“1898 is so terribly important because it clearly said the federal government is not going to protect the rights of African Americans, even if whites use violence against them,” McLaurin said. “It was part of an ongoing drive toward disenfranchisement of African Americans in the pre-Jim Crow era. Fear and violence were used to achieve this. And Wilmington signaled that the federal government isn’t going help.”

As for the size and scope of the massacre, that might never be completely knowable, or agreed upon. “At this point, it’s become a legend, powerful and emotionally true,” McLaurin said. “But as a historian I can’t teach in the classroom what I heard as a legend.”

McLaurin was part of the commission that established the 1898 Monument and Memorial Park in downtown Wilmington. Designed by Ayokunle Odeleye, it features six elongated, 16-foot-tall freestanding bronze paddles, and a curved bronze wall in a small park immediately off the highway. It was dedicated on November 8, 2008.

Maxwell thinks the park, like the marker, was a nice start, but there is a long way to go before the events of 1898 are properly addressed. “It’s not enough. As far as they’re concerned, they built that park and it’s a done deal,” Maxwell said. “We dropped the ball in Wilmington. We still have a long way to go.”

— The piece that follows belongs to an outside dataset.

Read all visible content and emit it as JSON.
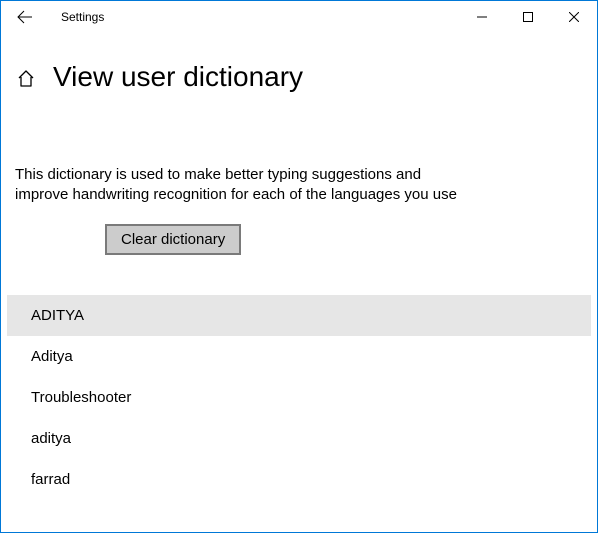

Both McLaurin and Maxwell want to see more education on the events of 1898, and how they helped set in motion a chain of events that still shapes race relations today. And there’s clearly a need. When asked, several local high-school and college-aged students said they had never learned of it. One librarian said she had only learned Wilmington’s history when she, a native North Carolinian, moved to Wilmington to study history at the university. She was amazed it wasn’t something she had learned in grade school, or in any of the years following.

“This city is beautiful but it has a lot of problems. The past impacts the future. You’ve got to acknowledge your past,” Maxwell said about the lack of education about 1898. “This city had a vibrant African American community, artisans, craftsman, fishermen, shop owners. We’re still vibrant but not as much.”

A highway marker isn’t likely to change that gap in knowledge anytime soon. Nor will all of the highway markers in North Carolina, lined from end to end. Some are far shorter than the long-form one for 1898. The marker for Thalian Hall, for instance, doesn’t mention that it was the site of the uprising, or any of the other historical events that occurred there. Nor does the marker for Alex Manly, which was recently knocked down in a traffic accident and is scheduled to be replaced this year. Wegner worries a similar fate will befall the 1898 marker.

“I’m having more and more [markers] vandalized. They’re vandalized, or they’re stolen for fun, because people want to have them in their home or over a bar,” Wegner said. “Or they’re stolen or vandalized because people don’t like the topics. They’re knocked over, they’re broken, they’re painted on.”

Wegner said the DOT has to occasionally break out the sandblaster, like when somebody painted KKK on the Thomas marker in December 2015. Wilmington’s Confederate statues, including those in the vicinity of the uprising, have also been vandalized.

On May 22, the North Carolina Highway Historical Marker committee held their bi-annual meeting in Raleigh. Maxwell and Smith attended via conference line from Wilmington to discuss the proposed language, as did Bertha Todd, a member of the 1898 Commission that oversaw the creation of the existing memorial.


Men gather outside the charred remains of The Daily Record after the 1898 massacre.

Rend said he believed that the phrase “racial tensions” did not adequately reflect the role of the coup as a precursor to the Jim Crow era, and suggested “racial violence” or “racial hatred.” The committee settled on “racial prejudice.” Maxwell suggested the word “crowd” be changed to “mob” and reminded the committee of the importance of accurate language to Wilmington residents, who will pass the marker daily. 

The marker was approved with the amended language.